                          Still disappointed, though. You're right about the sauce - absolutely addicting. But, had the usual carrots and celery and not nearly enough green onions.

                          Wonderful none the less, and will certainly go again as some of the other dishes we saw look great.

                          Thanks for recommending!

                          1. re: ferdlap

                            Glad you enjoyed it and thank you for taking the time to post about your experience :)

                            1. re: Ernie

                              So, this evening the KP Shrimp Jones struck and it was off to Chinese Friends on Broadway.

                              This is getting closer to what I'm looking for - nothing but Shrimp, green onions, peppers and peanuts. Best of the bunch so far and will certainly "scratch the itch".

                              The seasoning was a bit different than Spring Garden but otherwise perfectly wonderful.

                              Will have to try some of the other recommendations in the new year.

                              Thanks again to all who offered recommendations!

                        2. re: ferdlap

                          As I said earlier, when I go out for Sichuanese food, I do not order gong bao chicken... I'm getting water boiled fish, chile wontons and a bunch of cold dishes, including the beautiful smoked chicken, the spicy beef tendon, and spicy pigs ear (they keep these in a refrigerated deli case in the front of the restaurant-- you usually get 3 different kinds of cold appetizers for about $5). So I'm not exactly an authority on where to find a good version of gong bao ji ding.

                          But since it is a traditional Sichuanese dish, I'll use my SGV gong fu to recommend some of the finer Sichuanese restaurants around town.

                          Bear in mind that Tasty Garden is NOT a Sichuanese restaurant. Rather, it is a Hong Kong Cafe, so their style of cooking will not be traditionally Sichuanese (because the cooks are likely not Sichuanese) which explains why it was a variation on the Fuchsia Dunlop recipe I linked to earlier. It sounds closer to traditional that what you'd get at Panda, but then again that's not saying much.

                          I'd recommend visiting Shufeng Garden in Rowland Heights as well as Yunnan Garden on Las Tunas in San Gabriel. Again, I haven't ordered it at these restaurants, but they both serve very good, tradtional Sichuanese food so I'd be very surprised if they didn't make it, or if they served you a sub-par version. Also, in addition to the gong bao try ordering the other dishes I mentioned.

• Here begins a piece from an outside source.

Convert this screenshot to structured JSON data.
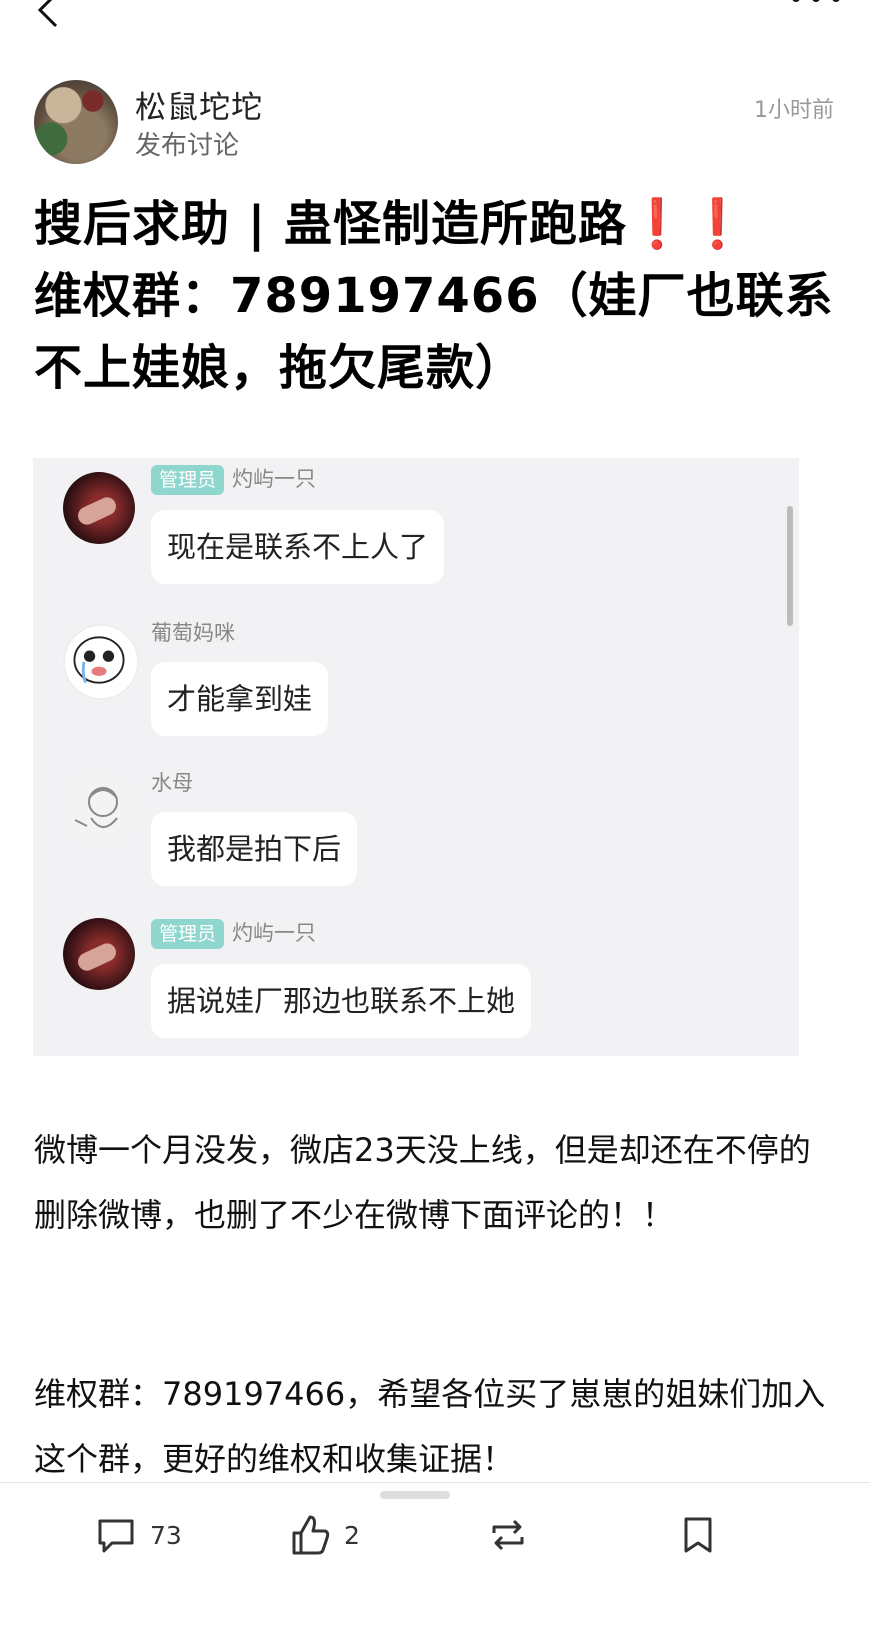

                          Mr Taster

                          1. re: Mr Taster

                            Will do them soon - wife and I are now on the the "Great Kung Pao Shrimp Hunt of 2013" - promises to be great fun!

                            1. re: ferdlap

                              Incidentally, I'm talking specifically about kung pao chicken, though if you tell them you want it with shrimp they will probably oblige.

                              Mr Taster

                              1. re: Mr Taster

                                Will do - KP shrimp was not on the menu at Tasty, but they gladly accommodated.

                                Appreciate your recommendations - for various reasons we haven't had much chance to sample the wonderful chow in the SGV until recently. Very much looking forward to doing lots more. Would appreciate other Sichuan recommendations as well!

                          2. re: ferdlap

                            Give Newport Seafood in SG a shot really great lunch specials their kung pao tends to be on the less saucier side but still great wit rice

                        3. IMO Newport Seafood has the best kung pao chicken. There's a reason why its the first thing on their lunch menu.

                          2 Replies
                            1. re: jessejames

                              Yes, though SA branch isn't considered the "official" Tang Cangs...(San Gabriel and Rowland Heights being the legit ones) but I'd say the food is on par with each other though I'm partial to the SG one.